There is no recipe for constructing a space of commoning; however, the first step we can take in that direction is to shift our attitude towards ‘public’ space, from one of consumption, to one of care. The long term result might be far from the monumentality and cohesion of Western public space as it was understood from the Renaissance onwards – but then again it is high time architecture opens up to alternative models of civicness. The 1347 pandemic signalled the end of the commoning experiment of Siena; it would be a beautiful vindication if the 2020 pandemic on the contrary opened up new energies to rethink the spaces of our cities as places of care rather than places of consumption.
1 Some key readings on the Lorenzetti frescoes are Nicolai Rubinstein, «Political Ideas in Sienese Art», in Journal of the Warburg and Courtauld Institutes 21, no. 3-4 (jul.-dic. 1958), pp. 179-207; Quentin Skinner, «Ambrogio Lorenzetti: The Artist as Political Philosopher», in Proceedings of the British Academy LXII, pp. 1-56; Randolph Starn, Ambrogio Lorenzetti: the Palazzo Pubblico, Nueva York, George Braziller, 1994; Chiara Frugoni, «Immagini troppo belle: la realtà perfetta», in Una lontana città: sentimenti e immagini nel Medioevo, Turín, Einaudi, 1983, pp. 136-197.
2 On the political background of Lorenzetti’s work see Alois Riklin, Ambrogio Lorenzettis politische Summe, Berna, Stämpfli, 1996.
3 On Siena’s political life in the 1200s and early 1300s see William M. Bowsky, A Medieval Italian Commune: Siena under the Nine, 1287 – 1355, Berkeley, University of California Press, 1981.
4 Marco Romano, La città come opera d’arte, Torín, Einaudi, 2008, p. 10.
5 Elinor Ostrom, Governing the Commons: The Evolution of Institutions for Collective Action , Cambridge, Cambridge University Press, 1990.
6 De Angelis, Massimo.
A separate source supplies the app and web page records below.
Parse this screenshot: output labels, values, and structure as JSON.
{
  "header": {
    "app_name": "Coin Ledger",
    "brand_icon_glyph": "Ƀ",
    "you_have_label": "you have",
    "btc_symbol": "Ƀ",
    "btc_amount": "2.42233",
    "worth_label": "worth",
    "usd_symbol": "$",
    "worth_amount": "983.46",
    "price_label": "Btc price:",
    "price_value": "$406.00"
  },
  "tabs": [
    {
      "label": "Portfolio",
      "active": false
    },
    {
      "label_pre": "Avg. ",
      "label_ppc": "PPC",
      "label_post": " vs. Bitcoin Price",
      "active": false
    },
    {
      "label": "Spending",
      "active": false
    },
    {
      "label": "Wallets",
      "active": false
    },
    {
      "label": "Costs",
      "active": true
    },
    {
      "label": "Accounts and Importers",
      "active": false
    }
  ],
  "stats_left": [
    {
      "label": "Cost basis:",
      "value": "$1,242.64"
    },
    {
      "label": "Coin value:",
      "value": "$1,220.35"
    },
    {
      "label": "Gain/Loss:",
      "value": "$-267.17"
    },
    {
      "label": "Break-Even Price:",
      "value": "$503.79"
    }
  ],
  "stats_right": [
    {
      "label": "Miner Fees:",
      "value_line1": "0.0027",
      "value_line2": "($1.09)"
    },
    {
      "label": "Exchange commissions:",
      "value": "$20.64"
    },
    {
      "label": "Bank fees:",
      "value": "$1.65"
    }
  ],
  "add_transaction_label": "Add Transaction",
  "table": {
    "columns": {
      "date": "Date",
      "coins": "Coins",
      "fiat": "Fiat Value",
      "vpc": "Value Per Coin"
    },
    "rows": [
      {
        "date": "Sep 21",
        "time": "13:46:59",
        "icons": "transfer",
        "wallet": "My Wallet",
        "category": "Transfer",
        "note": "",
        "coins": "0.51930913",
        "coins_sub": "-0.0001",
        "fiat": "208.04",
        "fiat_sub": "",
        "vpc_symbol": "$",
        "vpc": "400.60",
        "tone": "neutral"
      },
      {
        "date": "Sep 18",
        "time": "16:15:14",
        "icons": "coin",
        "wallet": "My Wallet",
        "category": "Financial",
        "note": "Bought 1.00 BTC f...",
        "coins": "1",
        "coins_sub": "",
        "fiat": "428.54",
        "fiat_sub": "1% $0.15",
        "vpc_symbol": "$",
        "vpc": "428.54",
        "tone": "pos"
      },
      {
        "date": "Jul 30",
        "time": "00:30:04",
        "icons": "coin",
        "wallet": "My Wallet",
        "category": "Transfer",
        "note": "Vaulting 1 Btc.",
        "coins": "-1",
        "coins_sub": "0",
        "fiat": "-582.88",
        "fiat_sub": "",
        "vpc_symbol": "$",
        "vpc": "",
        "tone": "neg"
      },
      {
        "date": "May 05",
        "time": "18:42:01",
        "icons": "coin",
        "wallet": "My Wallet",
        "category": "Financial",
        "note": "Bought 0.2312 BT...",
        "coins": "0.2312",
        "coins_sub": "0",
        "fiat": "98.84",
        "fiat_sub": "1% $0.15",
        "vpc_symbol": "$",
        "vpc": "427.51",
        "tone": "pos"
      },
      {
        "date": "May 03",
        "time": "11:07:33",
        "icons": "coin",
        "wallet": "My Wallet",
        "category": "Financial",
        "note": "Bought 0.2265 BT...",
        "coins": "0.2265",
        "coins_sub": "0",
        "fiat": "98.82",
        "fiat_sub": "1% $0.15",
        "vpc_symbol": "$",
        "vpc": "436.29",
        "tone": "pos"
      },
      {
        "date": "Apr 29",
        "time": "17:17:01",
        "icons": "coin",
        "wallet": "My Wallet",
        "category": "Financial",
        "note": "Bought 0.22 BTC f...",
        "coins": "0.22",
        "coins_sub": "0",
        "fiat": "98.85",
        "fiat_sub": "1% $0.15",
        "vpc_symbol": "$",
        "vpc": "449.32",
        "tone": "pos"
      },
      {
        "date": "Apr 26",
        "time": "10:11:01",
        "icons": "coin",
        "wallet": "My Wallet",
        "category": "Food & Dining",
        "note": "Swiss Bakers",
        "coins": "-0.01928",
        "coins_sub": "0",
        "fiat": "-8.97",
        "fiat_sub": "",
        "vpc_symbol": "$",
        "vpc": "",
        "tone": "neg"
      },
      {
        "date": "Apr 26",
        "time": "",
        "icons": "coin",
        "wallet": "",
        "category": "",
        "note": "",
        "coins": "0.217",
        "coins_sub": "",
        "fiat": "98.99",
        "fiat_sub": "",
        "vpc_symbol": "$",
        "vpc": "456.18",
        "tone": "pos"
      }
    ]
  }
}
Omnia Sunt Communia: On the Commons and the Transformation to Postcapitalism , Londres, ZED Books, 2017.